I can't defend the 3 for 29, Rodriguez has put up in the past two post seasons. But these things happen, even to great players. He has shown that he is capable of being brilliant in the playoffs before and he will again. Perhaps the only thing stopping him is the utter lack of support from his home fans. After hitting like Paste in Bases Loaded for 8 playoffs games, A-Rod was treated like a bumbling Fredo figure, dropping the revolver and letting the Yankees' World Series hopes get shot to shit in the last three. He must feel that he has to be super-human to please Yankees' fans. That can't be a good thing to have in your head, as you step to the plate in a big spot.
(Check www.baseballreference.com to verify all stats)
On April 21, I opined "Everyone is talking about how Golden State swept the 3 regular season games between these two teams. I don't think this is particularly relevant, because the first game was played during the Mavs' 0-4 start and the last two occured after Dallas had all but locked up the 1 seed... Mavs in 5." And this "I think Houston will make relatively short work of Utah...Houston in 5, with a genuine chance of going all the way."
Had I been around at the time, I probably would have warned Columbus that he was going to sail off the face of the Earth.
Saturday, May 12, 2007
Seriously, if your co-workers approached you with the idea of getting the same haircut as a show of solidarity, the two most appropriate responses would be "What are you 10 years old?" or "I'm sorry if I gave you the wrong idea, but I am heterosexual".
Friday, May 11, 2007
Thursday, May 10, 2007

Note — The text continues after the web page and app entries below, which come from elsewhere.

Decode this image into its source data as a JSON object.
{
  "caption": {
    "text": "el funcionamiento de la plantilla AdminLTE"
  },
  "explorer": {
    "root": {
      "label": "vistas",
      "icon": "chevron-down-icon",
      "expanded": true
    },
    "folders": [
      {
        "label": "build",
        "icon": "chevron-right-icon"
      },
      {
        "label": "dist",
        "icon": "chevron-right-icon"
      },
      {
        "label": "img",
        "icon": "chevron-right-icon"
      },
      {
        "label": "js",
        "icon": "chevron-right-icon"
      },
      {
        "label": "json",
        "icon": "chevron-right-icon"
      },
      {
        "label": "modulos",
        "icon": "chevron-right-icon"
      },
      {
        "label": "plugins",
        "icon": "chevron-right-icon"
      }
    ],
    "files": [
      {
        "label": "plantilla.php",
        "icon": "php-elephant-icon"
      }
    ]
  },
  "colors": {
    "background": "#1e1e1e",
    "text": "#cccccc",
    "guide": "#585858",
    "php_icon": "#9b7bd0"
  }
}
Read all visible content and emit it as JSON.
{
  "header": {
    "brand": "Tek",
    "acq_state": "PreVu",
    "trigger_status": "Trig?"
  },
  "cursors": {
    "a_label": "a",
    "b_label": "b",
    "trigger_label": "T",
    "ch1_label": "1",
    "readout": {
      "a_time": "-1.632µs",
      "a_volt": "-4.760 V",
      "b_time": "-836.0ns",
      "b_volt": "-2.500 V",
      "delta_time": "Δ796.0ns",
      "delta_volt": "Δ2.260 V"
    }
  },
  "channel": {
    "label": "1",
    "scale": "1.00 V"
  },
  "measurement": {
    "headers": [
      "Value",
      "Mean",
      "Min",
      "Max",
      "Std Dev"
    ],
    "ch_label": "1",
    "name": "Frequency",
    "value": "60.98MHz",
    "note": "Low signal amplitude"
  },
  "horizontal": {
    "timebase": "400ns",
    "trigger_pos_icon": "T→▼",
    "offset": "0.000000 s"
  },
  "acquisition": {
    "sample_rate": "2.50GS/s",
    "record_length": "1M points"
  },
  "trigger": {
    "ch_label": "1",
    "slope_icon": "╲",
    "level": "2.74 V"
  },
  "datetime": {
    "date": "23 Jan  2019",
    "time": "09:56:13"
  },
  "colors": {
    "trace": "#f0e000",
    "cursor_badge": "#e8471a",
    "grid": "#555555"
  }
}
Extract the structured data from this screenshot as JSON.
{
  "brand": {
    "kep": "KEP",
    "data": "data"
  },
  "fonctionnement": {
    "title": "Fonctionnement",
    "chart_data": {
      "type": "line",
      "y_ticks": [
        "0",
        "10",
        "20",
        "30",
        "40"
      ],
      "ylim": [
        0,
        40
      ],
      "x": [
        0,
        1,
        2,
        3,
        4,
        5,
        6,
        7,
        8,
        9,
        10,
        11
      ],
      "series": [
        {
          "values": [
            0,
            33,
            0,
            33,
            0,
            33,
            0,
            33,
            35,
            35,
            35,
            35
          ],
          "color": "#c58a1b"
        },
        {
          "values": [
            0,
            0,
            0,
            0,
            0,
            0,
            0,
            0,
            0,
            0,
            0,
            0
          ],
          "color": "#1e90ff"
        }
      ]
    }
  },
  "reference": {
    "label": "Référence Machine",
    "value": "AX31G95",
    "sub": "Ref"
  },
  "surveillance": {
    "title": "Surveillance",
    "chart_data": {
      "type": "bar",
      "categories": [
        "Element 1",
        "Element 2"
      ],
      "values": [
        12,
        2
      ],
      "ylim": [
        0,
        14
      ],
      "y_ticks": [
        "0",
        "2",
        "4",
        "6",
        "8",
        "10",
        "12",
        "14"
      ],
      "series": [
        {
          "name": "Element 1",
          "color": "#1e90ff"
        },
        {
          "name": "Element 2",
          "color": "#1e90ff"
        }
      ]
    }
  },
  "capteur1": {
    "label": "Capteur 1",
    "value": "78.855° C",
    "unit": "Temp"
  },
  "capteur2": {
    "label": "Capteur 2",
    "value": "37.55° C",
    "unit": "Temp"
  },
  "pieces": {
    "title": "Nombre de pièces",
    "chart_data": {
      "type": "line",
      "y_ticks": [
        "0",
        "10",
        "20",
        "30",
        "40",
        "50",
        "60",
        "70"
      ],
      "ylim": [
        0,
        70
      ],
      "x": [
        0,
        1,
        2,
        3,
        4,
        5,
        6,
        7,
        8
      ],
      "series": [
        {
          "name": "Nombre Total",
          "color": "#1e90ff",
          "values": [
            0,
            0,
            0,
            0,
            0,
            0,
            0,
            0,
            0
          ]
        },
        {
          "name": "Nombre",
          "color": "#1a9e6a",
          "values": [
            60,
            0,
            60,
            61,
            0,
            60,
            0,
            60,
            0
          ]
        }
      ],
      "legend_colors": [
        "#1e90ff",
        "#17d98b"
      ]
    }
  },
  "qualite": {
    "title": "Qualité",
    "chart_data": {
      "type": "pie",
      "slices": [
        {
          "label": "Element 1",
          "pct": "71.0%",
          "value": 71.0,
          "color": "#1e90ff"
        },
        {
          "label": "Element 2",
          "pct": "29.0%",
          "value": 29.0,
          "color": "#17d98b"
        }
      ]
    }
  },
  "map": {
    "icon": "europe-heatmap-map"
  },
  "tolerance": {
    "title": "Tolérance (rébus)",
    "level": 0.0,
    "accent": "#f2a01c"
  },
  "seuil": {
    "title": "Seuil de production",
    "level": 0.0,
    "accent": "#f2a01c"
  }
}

This is gripping stuff, people. Even if you could care less about the inhabitants of the Bay Area and Utah. Deron Williams (who had two fouls in the first minute!) is icey-water-in-veins guy for life, backing down Baron Davis like an overweight Uncle does to his nephews at a BBQ. Can you think of another draft that produced two point guards like Chris Paul and Deron Williams? I can't...The Atlanta Hawks and their nine swingmen are a total mess and they missed on this twice! THE NBA PLAYOFFS: WHO KNEW?